In this vast land of ours, many people live and work away from cities, and therefore a long distance from mainstream medical facilities. Seven million Australians, or 28% of the population, live in rural and remote areas – on mining sites, oil rigs, farms, in townships and indigenous communities.
The impact on health
Living at a remove from city life has its upsides, but when it comes to health, those in rural and remote Australia are at a disadvantage. Studies show that, compared with their counterparts in metropolitan Australia, they have poorer health, increased risk of disease and a shorter average lifespan.
The causes of health disadvantage
This higher level of health risk has a number of causes, including lifestyle differences, a higher proportion of economic and educational disadvantage and a difficulty in accessing fresh food.
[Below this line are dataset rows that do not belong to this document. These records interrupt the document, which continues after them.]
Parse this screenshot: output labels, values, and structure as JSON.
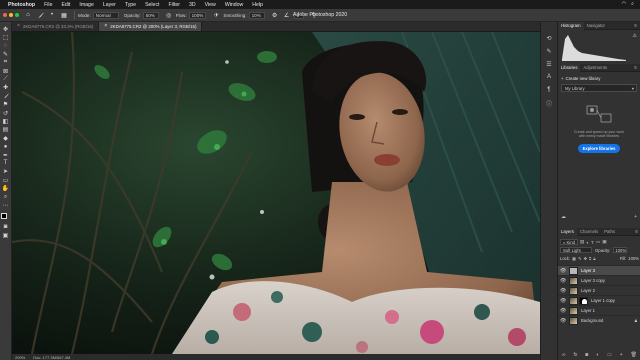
{
  "menubar": {
    "app": "Photoshop",
    "items": [
      "File",
      "Edit",
      "Image",
      "Layer",
      "Type",
      "Select",
      "Filter",
      "3D",
      "View",
      "Window",
      "Help"
    ]
  },
  "window": {
    "title": "Adobe Photoshop 2020"
  },
  "options": {
    "mode_label": "Mode:",
    "mode_value": "Normal",
    "opacity_label": "Opacity:",
    "opacity_value": "50%",
    "flow_label": "Flow:",
    "flow_value": "100%",
    "smoothing_label": "Smoothing:",
    "smoothing_value": "10%",
    "angle_value": "0°"
  },
  "tabs": [
    {
      "label": "2KDA8775.CR2 @ 33.3% (RGB/16)",
      "active": false
    },
    {
      "label": "2KDA8775.CR2 @ 200% (Layer 3, RGB/16)",
      "active": true
    }
  ],
  "status": {
    "zoom": "200%",
    "doc": "Doc: 177.3M/567.4M"
  },
  "panels": {
    "top_tabs": [
      "Histogram",
      "Navigator"
    ],
    "mid_tabs": [
      "Libraries",
      "Adjustments"
    ],
    "create_library": "Create new library",
    "my_library": "My Library",
    "library_message": "Create and speed up your work with newly made libraries",
    "explore_button": "Explore libraries",
    "layer_tabs": [
      "Layers",
      "Channels",
      "Paths"
    ]
  },
  "layers": {
    "kind": "Kind",
    "blend_mode": "Soft Light",
    "opacity_label": "Opacity:",
    "opacity_value": "100%",
    "lock_label": "Lock:",
    "fill_label": "Fill:",
    "fill_value": "100%",
    "list": [
      {
        "name": "Layer 3",
        "active": true,
        "thumb": "plain",
        "mask": false,
        "locked": false
      },
      {
        "name": "Layer 3 copy",
        "active": false,
        "thumb": "image",
        "mask": false,
        "locked": false
      },
      {
        "name": "Layer 2",
        "active": false,
        "thumb": "image",
        "mask": false,
        "locked": false
      },
      {
        "name": "Layer 1 copy",
        "active": false,
        "thumb": "image",
        "mask": true,
        "locked": false
      },
      {
        "name": "Layer 1",
        "active": false,
        "thumb": "image",
        "mask": false,
        "locked": false
      },
      {
        "name": "Background",
        "active": false,
        "thumb": "image",
        "mask": false,
        "locked": true
      }
    ]
  },
  "colors": {
    "accent": "#1473e6",
    "panel": "#323232",
    "foreground_swatch": "#000000",
    "background_swatch": "#b30c0c"
  }
}
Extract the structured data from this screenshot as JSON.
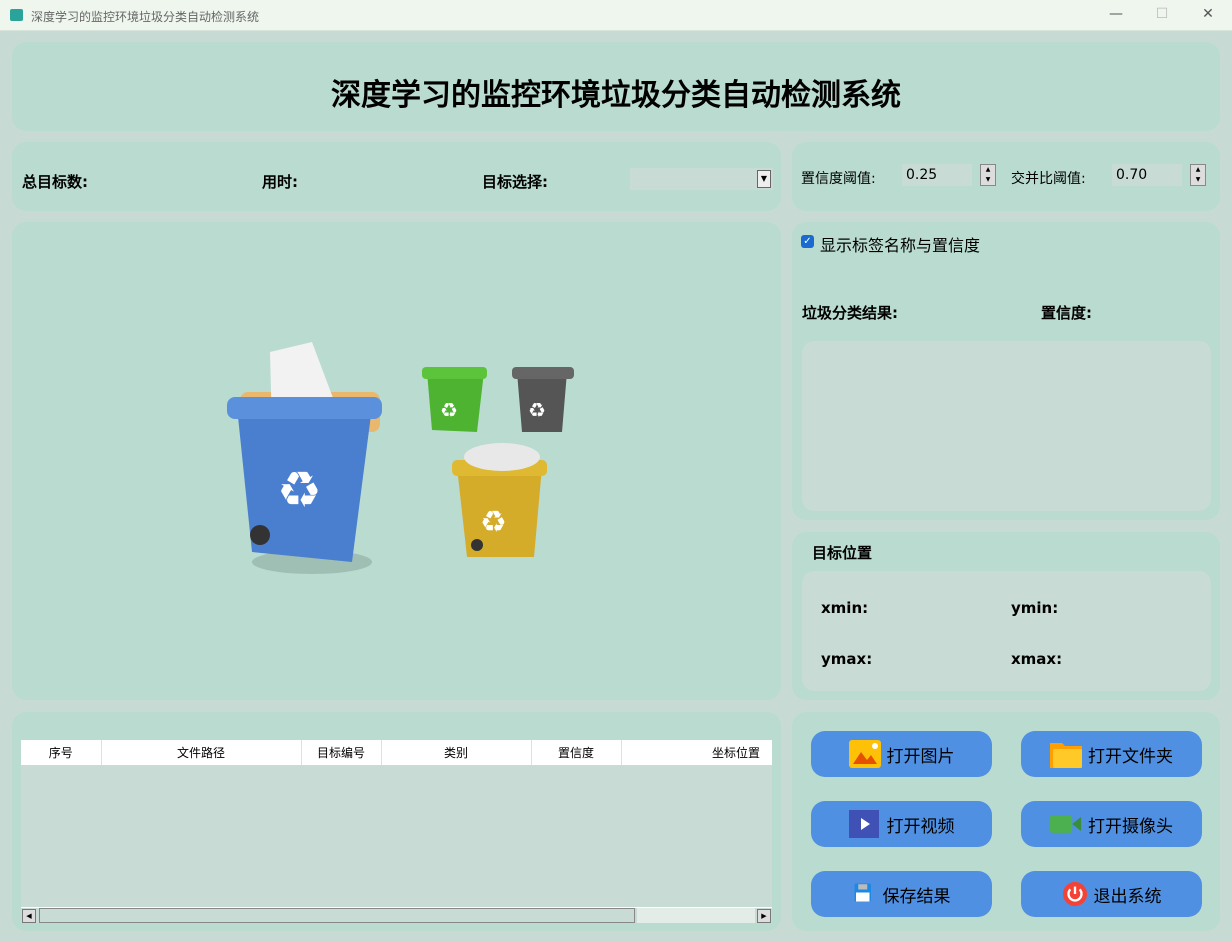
{
  "window": {
    "title": "深度学习的监控环境垃圾分类自动检测系统",
    "minimize": "—",
    "maximize": "☐",
    "close": "✕"
  },
  "header": {
    "title": "深度学习的监控环境垃圾分类自动检测系统"
  },
  "stats": {
    "total_label": "总目标数:",
    "time_label": "用时:",
    "target_select_label": "目标选择:",
    "target_select_value": ""
  },
  "thresholds": {
    "conf_label": "置信度阈值:",
    "conf_value": "0.25",
    "iou_label": "交并比阈值:",
    "iou_value": "0.70"
  },
  "options": {
    "show_label": "显示标签名称与置信度",
    "show_checked": true
  },
  "result": {
    "class_label": "垃圾分类结果:",
    "conf_label": "置信度:"
  },
  "position": {
    "title": "目标位置",
    "xmin": "xmin:",
    "ymin": "ymin:",
    "ymax": "ymax:",
    "xmax": "xmax:"
  },
  "table": {
    "columns": [
      "序号",
      "文件路径",
      "目标编号",
      "类别",
      "置信度",
      "坐标位置"
    ],
    "rows": []
  },
  "buttons": {
    "open_image": "打开图片",
    "open_folder": "打开文件夹",
    "open_video": "打开视频",
    "open_camera": "打开摄像头",
    "save": "保存结果",
    "exit": "退出系统"
  },
  "colors": {
    "panel": "#badbd0",
    "button": "#5090e2",
    "background": "#c7dbd4"
  }
}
One example is Type 2 diabetes. The rate of diabetes is 1.3 times higher in remote areas than in cities, 2.9 times higher in indigenous populations and 1.9 times higher in disadvantaged areas.
The health risks to remote populations are further exacerbated by the distance between these communities and their nearest healthcare facility, and sometimes being cut off altogether from support by natural disasters such as floods and fires. Being so far from medical facilities means that those in remote areas often miss out on the preventative and predictive healthcare monitoring that their fellow Australians in cities take for granted and undergo on a regular basis.
Monitoring the vital signs
Monitoring of the body’s vital signs – respiratory rate, oxygen saturation, temperature, blood pressure and heart rate – is an essential element of healthcare. That’s because some health problems manifest through a gradual decline. For example, cardiac arrest is often preceded by abnormalities in vital signs, before the patient has even noticed anything wrong. Monitoring can spot the clinical decline and allow preventative action.
Monitoring helps those with an underlying condition, allowing the medical practitioner to check on whether it is stable or declining. For the healthy, monitoring is just as useful, with changes or patterns acting as a flag that enables intervention to prevent or slow the progress of a disease. When patients are monitored over time, medical practitioners can spot patterns of deterioration and sound the alert early, and proactively engage the right level of care and treatment. Without monitoring, the patient and doctor may only realise that something is wrong when it becomes an emergency.
Wearable monitoring technology
For those in remote communities, who are not regularly seeing a GP or visiting a hospital, monitoring of vital signs is impacted. But medical technology has the answer, in the form of wearable medical devices.
These are small devices that the patient wears – no more obtrusively than a Fitbit or smart watch – and which monitor their vital signs continuously. The devices are non-invasive, need no specialist fitting and can be simply sent out to the patient. The data they collect is sent digitally to the medical practitioner, making monitoring possible even when there are thousands of miles between the patient and the doctor.
Continuous monitoring enables the medical practitioner to determine an Early Warning Score (EWS) or Modified Early Warning Score (MEWS) for the patient. An EWS is a standardised assessment of a patient’s degree of illness, based on the vital signs and their pattern over time. A MEWS is an EWS assessment based on a set of criteria specific to a certain illness – for example, diabetes, lung disease or a heart condition.
The EWS/MEWS allows the practitioner to proactively intervene with medication or other treatment, including getting the patient to a hospital.
Transforming healthcare for remote Australians
Wearable monitoring technology has immense benefits for those in rural and remote communities, and for the medical system that cares for them:
- The medical practitioner has a full and up to date view of the patient’s vital signs, which they can use when doing a telehealth consult. This means they can provide better advice on prevention.
- Medical practitioners reading the vital signs can make earlier interventions with treatments that avoid hospitalisation.
- The EWS/MEWS means that the clinician can identify a declining condition that requires in-person or in-patient treatment, and can make the arrangements to have the patient promptly transferred to hospital. This is particularly important for remote communities, where the only option to be flown out.
- Hospitals and medical facilities can work far more effectively if they are treating patients before the situation becomes an emergency.
- With early intervention and admission to hospital, there is a greater chance of a positive outcome for the patient.
Wearable technology brings continuous vital signs monitoring to any patient that requires it, without a hospital stay or a GP visit. It’s transforming the medical care of Australians in rural and remote communities and helping to close the gap in healthcare outcomes.
By Shawn Wigham